by Paul Goodman
George Osborne said in his budget speech that the Government's spending plans "have been strongly endorsed by the IMF, by the European Commission, by the OECD, and by every reputable business body in Britain".
He can now add three senior ECB economists to that tally.
Politeia has published an assessment called More Gain Than Pain: Consolidating the Public Finances. In it, Philipp Rother, the head of the bank's fiscal surveillance section, Ludger Schuknecht, senior adviser in the economics directorate general, and Jürgen Stark, a member of the executive board and governing council, line up behind the Chancellor.
Politeia says –
"Across the world economies face unprecedented levels of public debt. Moves must be made to balance the books. Most economists agree that fiscal consolidation will, in the long term, be beneficial. It will bring economic growth, helping to restore the fiscal position. But fears remain for the short term on Keynesian grounds: consolidation could prompt an adverse impact on demand and so damage economic recovery.
The distinguished authors from the ECB, Philipp Rother, Ludger Schuknecht and Jürgen Stark, explain however, that the short-term benefits of consolidation will also be significant. It will build confidence in the sustainability of public liabilities and so support demand. It will also guard against vicious circles of financial and fiscal instability. These remain an ever present danger, given the close interlinking of the financial and fiscal sectors today.

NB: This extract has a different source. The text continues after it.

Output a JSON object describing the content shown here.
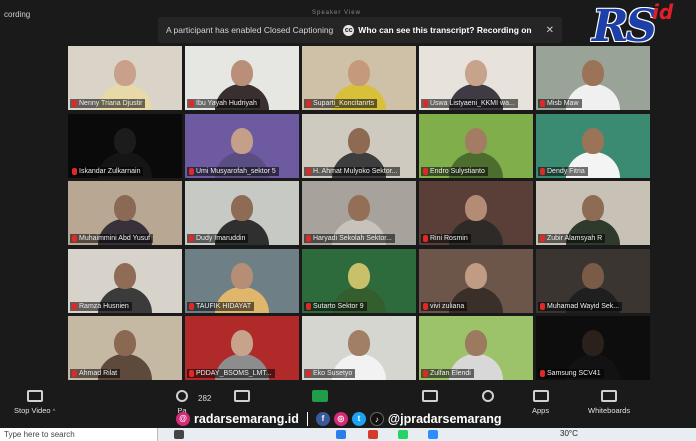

Indeed, so deleterious are the effects of high public debt on confidence, growth and stability that cutting deficits and debt now is clearly the best course."